The Japan Aerospace Exploration Agency (JAXA) and public broadcaster NHK have succeeded in capturing the world's first high-definition video of the moon taken from lunar orbit. The 8x time-lapse video was shot using an HDTV camera aboard the KAGUYA lunar explorer, a.k.a. SELENE (SELenological and ENgineering Explorer), while in orbit 100 kilometers (62 miles) above the lunar surface.
JAXA has posted an online version of the video, which is divided into two parts. The first part was shot on west side of the Ocean of Storms as the explorer moved from south to north, and the second part was shot from a location north of the Ocean of Storms (Oceanus Procellarum) as the explorer moved toward the north pole. The footage was taken on October 31.
Here are a few stills from the video...
This still was taken from the first part of the video, which was shot on the west side of the Ocean of Storms as KAGUYA moved from south to north. The dark area on the right side of the screen is the "ocean," and the bright area on the left is called the "highland."
This still, which also shows the west side of the Ocean of Storms, was taken from the end of the first part of the video. The Repsold crater, which measures 107 kilometers (66 miles) across, is visible in the center of the image, near the bottom.
This still, taken from the second part of video, shows an area north of the Ocean of Storms, near the north pole. At this high latitude, the low-angle sunlight casts long shadows in the craters.

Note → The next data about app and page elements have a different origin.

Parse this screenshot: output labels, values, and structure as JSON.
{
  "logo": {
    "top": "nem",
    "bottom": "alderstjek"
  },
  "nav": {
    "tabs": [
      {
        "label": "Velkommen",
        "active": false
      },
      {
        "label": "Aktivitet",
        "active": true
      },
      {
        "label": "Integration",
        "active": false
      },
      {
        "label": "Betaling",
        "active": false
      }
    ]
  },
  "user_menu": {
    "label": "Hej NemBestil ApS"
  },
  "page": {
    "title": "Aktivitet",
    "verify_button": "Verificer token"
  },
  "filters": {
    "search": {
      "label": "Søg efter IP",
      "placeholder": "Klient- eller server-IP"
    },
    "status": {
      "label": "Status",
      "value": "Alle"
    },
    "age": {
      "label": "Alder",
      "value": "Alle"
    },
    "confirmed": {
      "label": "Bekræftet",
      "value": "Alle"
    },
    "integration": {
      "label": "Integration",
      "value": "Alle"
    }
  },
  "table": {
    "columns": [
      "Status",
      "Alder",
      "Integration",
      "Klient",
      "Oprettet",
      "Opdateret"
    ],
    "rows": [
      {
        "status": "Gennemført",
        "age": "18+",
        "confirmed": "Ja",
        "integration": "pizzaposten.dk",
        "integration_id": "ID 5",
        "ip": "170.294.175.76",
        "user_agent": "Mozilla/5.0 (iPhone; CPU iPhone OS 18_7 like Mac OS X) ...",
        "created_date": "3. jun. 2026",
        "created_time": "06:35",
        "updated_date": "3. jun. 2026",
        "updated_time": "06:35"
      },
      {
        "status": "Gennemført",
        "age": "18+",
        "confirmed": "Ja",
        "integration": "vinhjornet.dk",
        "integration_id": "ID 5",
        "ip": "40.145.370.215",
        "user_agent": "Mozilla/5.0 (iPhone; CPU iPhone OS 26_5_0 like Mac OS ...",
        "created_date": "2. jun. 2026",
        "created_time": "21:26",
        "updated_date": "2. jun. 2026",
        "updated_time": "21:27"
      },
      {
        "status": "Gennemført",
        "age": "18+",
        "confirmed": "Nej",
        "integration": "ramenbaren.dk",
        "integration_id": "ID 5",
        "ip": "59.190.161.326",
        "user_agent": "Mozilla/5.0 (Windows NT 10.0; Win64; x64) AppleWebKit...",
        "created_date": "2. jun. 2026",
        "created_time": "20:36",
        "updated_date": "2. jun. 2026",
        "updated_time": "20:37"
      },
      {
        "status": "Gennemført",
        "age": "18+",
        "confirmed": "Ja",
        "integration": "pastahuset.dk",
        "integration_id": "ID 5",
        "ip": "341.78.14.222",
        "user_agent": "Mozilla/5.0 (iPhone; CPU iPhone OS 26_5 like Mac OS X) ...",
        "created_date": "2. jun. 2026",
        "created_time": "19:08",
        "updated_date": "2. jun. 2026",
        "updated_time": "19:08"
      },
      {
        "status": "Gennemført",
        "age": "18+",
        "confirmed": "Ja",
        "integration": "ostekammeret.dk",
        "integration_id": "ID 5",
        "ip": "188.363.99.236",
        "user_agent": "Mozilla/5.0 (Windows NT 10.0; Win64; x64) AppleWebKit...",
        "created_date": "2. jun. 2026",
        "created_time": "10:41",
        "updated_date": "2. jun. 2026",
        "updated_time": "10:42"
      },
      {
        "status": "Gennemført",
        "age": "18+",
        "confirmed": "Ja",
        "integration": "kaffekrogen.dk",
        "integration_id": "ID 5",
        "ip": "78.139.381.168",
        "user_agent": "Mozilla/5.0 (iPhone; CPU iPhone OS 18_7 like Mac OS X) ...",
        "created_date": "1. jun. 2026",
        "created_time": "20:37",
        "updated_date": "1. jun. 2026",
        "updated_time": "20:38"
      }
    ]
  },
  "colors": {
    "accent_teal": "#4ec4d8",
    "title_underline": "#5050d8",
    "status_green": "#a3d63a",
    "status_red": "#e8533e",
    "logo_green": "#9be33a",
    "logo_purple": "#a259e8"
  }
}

The online video does not include the much-anticipated shot of the earth rising over the lunar horizon, but perhaps NHK is saving it for when they broadcast the footage in its full, high-definition glory.
[Source: JAXA press release]